• Clear unnecessary articles in hand sink, must be available at all times
• No covered trash in toilet room
• No paper towels at hand sinks
• Eliminate piece of wood used for cutting board
• Thorough cleaning throughout necessary
• Bare wood in front of large cold case
• Eliminate all unnecessary articles
• Wilted peppers inside cold case
• Light shields missing on overhead bulbs above cold cases
• Eliminate cups as scoops, provide scoops with handles
• Don’t store scoops inside food product
• Mop not properly stored, must be hung
• Qualified Food Operator certificate not on premises, provide ASAP
• Personnel not washing hands
Olde School Saloon and Bistro
418 State St.
Due: 2 Weeks
• Wipe interior of coolers
• Touch up shelves, wipe shelves
• Fix defective flooring, clean floors under and around equipment
• Seal floor/wall junctions
• Clean tracks on slide doors
• Don’t line trays inside coolers with paper
• Pre-set tables w/exposed utensils and glasses
• Clean air vents, clean wall board
• Seal gaps on exterior doors
• Lower hot water in bathroom to in between110 and 115 degrees
• Don’t line shelves with cardboard or cloth, don’t line equipment with tin foil
• Don’t store food or drink under sewage lines, don’t store raw meats over ready to eat vegetables
• Don’t store food or drink on the floor
• Invert single serve containers
• Clean baffels on hood system
• Need thermometer in warmest location in coolers holding prepared hot foods
• Label product not in original containers
• Touch up defective exterior in equipment, wipe exterior of equipment
• Store wipe cloths in sanitary solution
• Fruit flies in liquor bottles - destroyed on site
• Follow label instructions on products that state “keep refrigerated”—destroyed on site

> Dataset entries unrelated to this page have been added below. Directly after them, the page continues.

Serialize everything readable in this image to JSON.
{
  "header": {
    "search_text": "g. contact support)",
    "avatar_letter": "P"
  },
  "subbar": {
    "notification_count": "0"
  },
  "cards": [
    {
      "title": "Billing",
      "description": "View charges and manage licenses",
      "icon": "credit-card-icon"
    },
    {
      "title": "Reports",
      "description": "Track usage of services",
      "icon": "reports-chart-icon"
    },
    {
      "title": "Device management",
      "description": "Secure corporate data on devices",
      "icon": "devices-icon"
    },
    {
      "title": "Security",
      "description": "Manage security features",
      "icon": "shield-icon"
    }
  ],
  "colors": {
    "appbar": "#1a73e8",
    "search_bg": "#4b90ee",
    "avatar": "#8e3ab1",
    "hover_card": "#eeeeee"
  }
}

•Fix leaky faucet
• Need soap and paper towel at bar hand sink
• Don’t use hand sink for any other purpose but hand washing